> The problem
In the copy, include no images, and repeat each entry precisely as written.

━━━━━ Data under study

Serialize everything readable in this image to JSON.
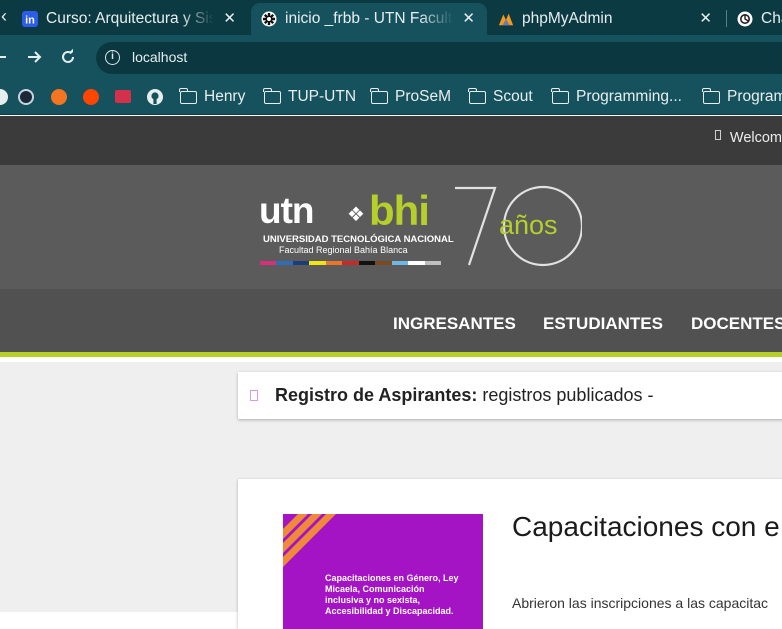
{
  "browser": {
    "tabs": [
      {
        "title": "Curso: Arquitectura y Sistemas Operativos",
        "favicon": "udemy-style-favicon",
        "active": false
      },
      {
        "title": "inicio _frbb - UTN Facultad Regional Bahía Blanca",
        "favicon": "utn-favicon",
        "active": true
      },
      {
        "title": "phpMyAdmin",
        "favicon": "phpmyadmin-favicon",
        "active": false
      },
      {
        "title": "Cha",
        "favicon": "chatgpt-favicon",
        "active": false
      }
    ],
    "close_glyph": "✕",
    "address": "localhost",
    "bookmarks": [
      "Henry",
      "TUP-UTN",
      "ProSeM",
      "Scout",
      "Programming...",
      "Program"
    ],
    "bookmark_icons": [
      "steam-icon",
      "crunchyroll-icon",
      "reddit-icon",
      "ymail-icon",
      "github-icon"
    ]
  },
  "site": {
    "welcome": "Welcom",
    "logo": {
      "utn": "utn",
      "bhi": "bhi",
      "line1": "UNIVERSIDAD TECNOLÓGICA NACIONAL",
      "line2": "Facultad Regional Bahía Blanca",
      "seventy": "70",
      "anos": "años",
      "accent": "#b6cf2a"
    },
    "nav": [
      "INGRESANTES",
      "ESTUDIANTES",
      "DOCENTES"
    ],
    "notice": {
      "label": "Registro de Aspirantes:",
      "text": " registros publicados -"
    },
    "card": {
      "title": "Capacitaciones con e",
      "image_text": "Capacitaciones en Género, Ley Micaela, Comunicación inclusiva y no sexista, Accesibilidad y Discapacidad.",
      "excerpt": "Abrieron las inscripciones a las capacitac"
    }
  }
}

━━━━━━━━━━

> Result
Serialize everything readable in this image to JSON.
{
  "browser": {
    "tabs": [
      {
        "title": "Curso: Arquitectura y Sistemas Operativos",
        "favicon": "udemy-style-favicon",
        "active": false
      },
      {
        "title": "inicio _frbb - UTN Facultad Regional Bahía Blanca",
        "favicon": "utn-favicon",
        "active": true
      },
      {
        "title": "phpMyAdmin",
        "favicon": "phpmyadmin-favicon",
        "active": false
      },
      {
        "title": "Cha",
        "favicon": "chatgpt-favicon",
        "active": false
      }
    ],
    "close_glyph": "✕",
    "address": "localhost",
    "bookmarks": [
      "Henry",
      "TUP-UTN",
      "ProSeM",
      "Scout",
      "Programming...",
      "Program"
    ],
    "bookmark_icons": [
      "steam-icon",
      "crunchyroll-icon",
      "reddit-icon",
      "ymail-icon",
      "github-icon"
    ]
  },
  "site": {
    "welcome": "Welcom",
    "logo": {
      "utn": "utn",
      "bhi": "bhi",
      "line1": "UNIVERSIDAD TECNOLÓGICA NACIONAL",
      "line2": "Facultad Regional Bahía Blanca",
      "seventy": "70",
      "anos": "años",
      "accent": "#b6cf2a"
    },
    "nav": [
      "INGRESANTES",
      "ESTUDIANTES",
      "DOCENTES"
    ],
    "notice": {
      "label": "Registro de Aspirantes:",
      "text": " registros publicados -"
    },
    "card": {
      "title": "Capacitaciones con e",
      "image_text": "Capacitaciones en Género, Ley Micaela, Comunicación inclusiva y no sexista, Accesibilidad y Discapacidad.",
      "excerpt": "Abrieron las inscripciones a las capacitac"
    }
  }
}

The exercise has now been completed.